Their other set oi characters are equally as absurd. Two disillusioned Geordie mountaineers tell the insider’s story at tile on the llorth Face in hushed voices (‘there’s a lot at crap talked about Everest’), and a pair ot not-quite-hip Australians pop up with patronising social messages tor young people.

Slick and original, their strength lies in the detail. Some ot the best moments occur in the gaps between the gags. Armstrong and Miller can be tunny doing nothing much at all. (Catriona Craig)

The Quality Shag (Fringe) Armstrong and Miller, The 'Pleasance ( Venue 33) 556 6550, until 31 Aug (not 12, 27), £7. 50/16. 50/24. 50 (£6. 50/E5 . 50).

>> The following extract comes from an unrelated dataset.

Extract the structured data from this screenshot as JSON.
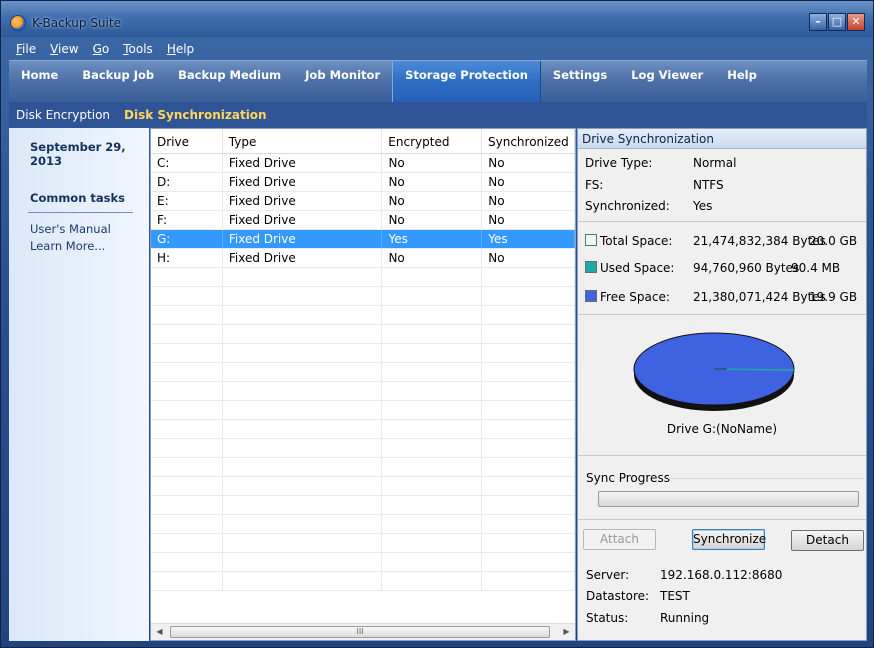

Armstrong and Miller: gags and shags

The League at Gentlemen: tabletoppers



The traditional sketch show has not been well recently but The League ()l'Cientlenien are set to change all that. Their cleyer and slightly disturbing comedy marks a radical change from the monotony ul‘ stand-up. Instead. they have created a range ul' scary characters from the \ iciuus unemployment counsellor Pauline. to Mabs and lidward. the spooky proprietors of The Local Shop.

It hasn‘t been easy tor the quartet tu establish a niche for themselves. ‘We

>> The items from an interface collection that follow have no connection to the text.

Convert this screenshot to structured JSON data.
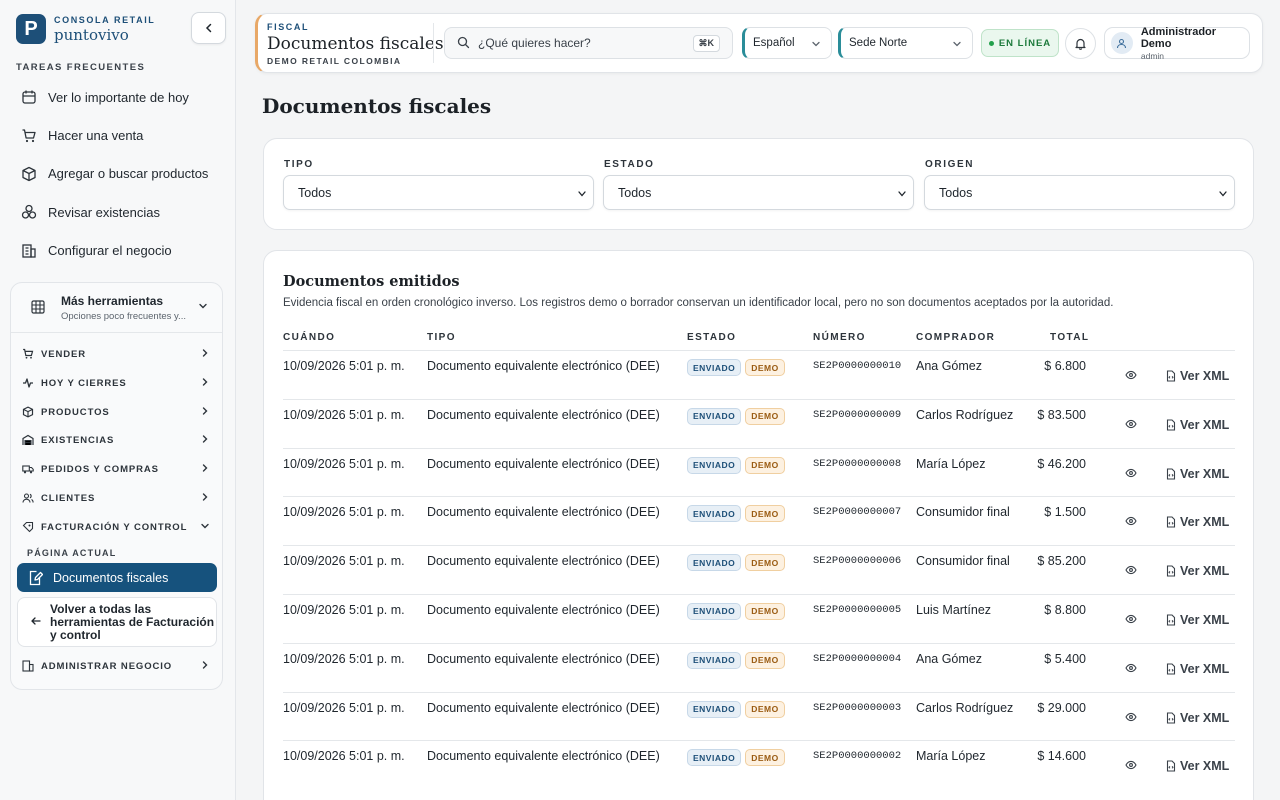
{
  "brand": {
    "kicker": "CONSOLA RETAIL",
    "name": "puntovivo",
    "logo_letter": "P"
  },
  "sidebar": {
    "section_title": "TAREAS FRECUENTES",
    "quick_items": [
      {
        "label": "Ver lo importante de hoy",
        "icon": "calendar-icon"
      },
      {
        "label": "Hacer una venta",
        "icon": "cart-icon"
      },
      {
        "label": "Agregar o buscar productos",
        "icon": "package-search-icon"
      },
      {
        "label": "Revisar existencias",
        "icon": "boxes-icon"
      },
      {
        "label": "Configurar el negocio",
        "icon": "building-icon"
      }
    ],
    "tools": {
      "title": "Más herramientas",
      "subtitle": "Opciones poco frecuentes y...",
      "groups": [
        {
          "label": "VENDER",
          "icon": "cart-icon"
        },
        {
          "label": "HOY Y CIERRES",
          "icon": "activity-icon"
        },
        {
          "label": "PRODUCTOS",
          "icon": "package-icon"
        },
        {
          "label": "EXISTENCIAS",
          "icon": "warehouse-icon"
        },
        {
          "label": "PEDIDOS Y COMPRAS",
          "icon": "truck-icon"
        },
        {
          "label": "CLIENTES",
          "icon": "users-icon"
        },
        {
          "label": "FACTURACIÓN Y CONTROL",
          "icon": "receipt-icon"
        }
      ],
      "current_label": "PÁGINA ACTUAL",
      "current_item": "Documentos fiscales",
      "back_item": "Volver a todas las herramientas de Facturación y control",
      "admin_group": "ADMINISTRAR NEGOCIO"
    }
  },
  "topbar": {
    "kicker": "FISCAL",
    "title": "Documentos fiscales",
    "subtitle": "DEMO RETAIL COLOMBIA",
    "search_placeholder": "¿Qué quieres hacer?",
    "shortcut": "⌘K",
    "language": "Español",
    "branch": "Sede Norte",
    "status": "EN LÍNEA",
    "user_name": "Administrador Demo",
    "user_role": "admin"
  },
  "page": {
    "title": "Documentos fiscales"
  },
  "filters": [
    {
      "label": "TIPO",
      "value": "Todos"
    },
    {
      "label": "ESTADO",
      "value": "Todos"
    },
    {
      "label": "ORIGEN",
      "value": "Todos"
    }
  ],
  "docs": {
    "title": "Documentos emitidos",
    "description": "Evidencia fiscal en orden cronológico inverso. Los registros demo o borrador conservan un identificador local, pero no son documentos aceptados por la autoridad.",
    "columns": {
      "when": "CUÁNDO",
      "type": "TIPO",
      "status": "ESTADO",
      "number": "NÚMERO",
      "buyer": "COMPRADOR",
      "total": "TOTAL"
    },
    "action_label": "Ver XML",
    "rows": [
      {
        "when": "10/09/2026 5:01 p. m.",
        "type": "Documento equivalente electrónico (DEE)",
        "status": "ENVIADO",
        "flag": "DEMO",
        "number": "SE2P0000000010",
        "buyer": "Ana Gómez",
        "total": "$ 6.800"
      },
      {
        "when": "10/09/2026 5:01 p. m.",
        "type": "Documento equivalente electrónico (DEE)",
        "status": "ENVIADO",
        "flag": "DEMO",
        "number": "SE2P0000000009",
        "buyer": "Carlos Rodríguez",
        "total": "$ 83.500"
      },
      {
        "when": "10/09/2026 5:01 p. m.",
        "type": "Documento equivalente electrónico (DEE)",
        "status": "ENVIADO",
        "flag": "DEMO",
        "number": "SE2P0000000008",
        "buyer": "María López",
        "total": "$ 46.200"
      },
      {
        "when": "10/09/2026 5:01 p. m.",
        "type": "Documento equivalente electrónico (DEE)",
        "status": "ENVIADO",
        "flag": "DEMO",
        "number": "SE2P0000000007",
        "buyer": "Consumidor final",
        "total": "$ 1.500"
      },
      {
        "when": "10/09/2026 5:01 p. m.",
        "type": "Documento equivalente electrónico (DEE)",
        "status": "ENVIADO",
        "flag": "DEMO",
        "number": "SE2P0000000006",
        "buyer": "Consumidor final",
        "total": "$ 85.200"
      },
      {
        "when": "10/09/2026 5:01 p. m.",
        "type": "Documento equivalente electrónico (DEE)",
        "status": "ENVIADO",
        "flag": "DEMO",
        "number": "SE2P0000000005",
        "buyer": "Luis Martínez",
        "total": "$ 8.800"
      },
      {
        "when": "10/09/2026 5:01 p. m.",
        "type": "Documento equivalente electrónico (DEE)",
        "status": "ENVIADO",
        "flag": "DEMO",
        "number": "SE2P0000000004",
        "buyer": "Ana Gómez",
        "total": "$ 5.400"
      },
      {
        "when": "10/09/2026 5:01 p. m.",
        "type": "Documento equivalente electrónico (DEE)",
        "status": "ENVIADO",
        "flag": "DEMO",
        "number": "SE2P0000000003",
        "buyer": "Carlos Rodríguez",
        "total": "$ 29.000"
      },
      {
        "when": "10/09/2026 5:01 p. m.",
        "type": "Documento equivalente electrónico (DEE)",
        "status": "ENVIADO",
        "flag": "DEMO",
        "number": "SE2P0000000002",
        "buyer": "María López",
        "total": "$ 14.600"
      }
    ]
  },
  "colors": {
    "brand": "#1d4f78",
    "accent_orange": "#e8a867",
    "accent_teal": "#2a8d99",
    "online_green": "#1d7a3c"
  }
}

realised that there w as no point trying to do stand-up or play the comedy clubsf states w ri(er/performer Mail. (jatiss. 'It is such a specil'ic thing that we do that il‘ you cut it down. it just (Itlt'xllil work

lle tctltailts cunl‘ident about their ability to expand. ‘We could do a whole series based on the characters that we have.’ believes (iattss. 'The I ocal Shop could it”) and run. Like The slit/wry.‘ But much more entertaining. (Catriona Craig) I The league 0t Gentlemen (Fringe) The League Of Gentlemen. The I’Ieasance (Venue 33) 556 (i550. 7~~3l Aug (not l3. 2()) 4.35pm. £(i/L'5/L‘35l) (ES/£4).



This could be Ruald I)ahl's‘ lust existential play about the Northern Ireland peace process. It revolves around an ingeniously simple dramatic conceit two opposing leaders cannot escape from a negotiating-chair contraption unless they teach a consensus. (‘hildishness is a constant reference point A the .lm'Atuiu/‘r-style narration. the politicians' juyenihty and in the lit/cs U) The (I/it'i/n'cit't/ twist.

The strong RSC cast perl‘ortns this table with energy. style and humour. The play does sul‘l'er (rum occasional overwriting and a reliance on stereotypes bttt l)a\ id Mct'reight's pacy script tends to swing from poignant insight to naiyety. But this is a sharp. amusing. relevant workshop piece (Grant Gordon)

I A Play About A Chair

(Fringe) Tl’T Productions.

St John‘s Church Hall (Venue l26) 226 5I38. IZ-ZJ Aug (not I8). 3. l 5pm. £5.50 (£4).


"3/5.. C/mfléac/ 6..

I Elektra LA LA



Moray House Studios l2th - 3 I St August (Not Tuesdays) 5:] 5 PM BoxOffice- 013! 556 OIOZ



a scorching mix of poems. songs & scripts from the tap-dancing poets ADRIAN HENRI - ROGER MCGOUGH - BRIAN PATTEN ANDY ROBERTS - WlLLY RUSSELL ‘Five gifted Scousers in dark suits held us enthralled and in tears of laughter' Michael Caveney. ObSt'NN

l e

WED 215t - SUN 25th AUGUST at 4.15pm

ASSEMBLY ROOMS, 54 GEORGE STREET, EDINBURGH Box Office: 0131 226 2428 Tickets: Wed - Thurs £9 ('27) Fri - Sun £10 (£8)

The List ‘)-l5 Aug I996 39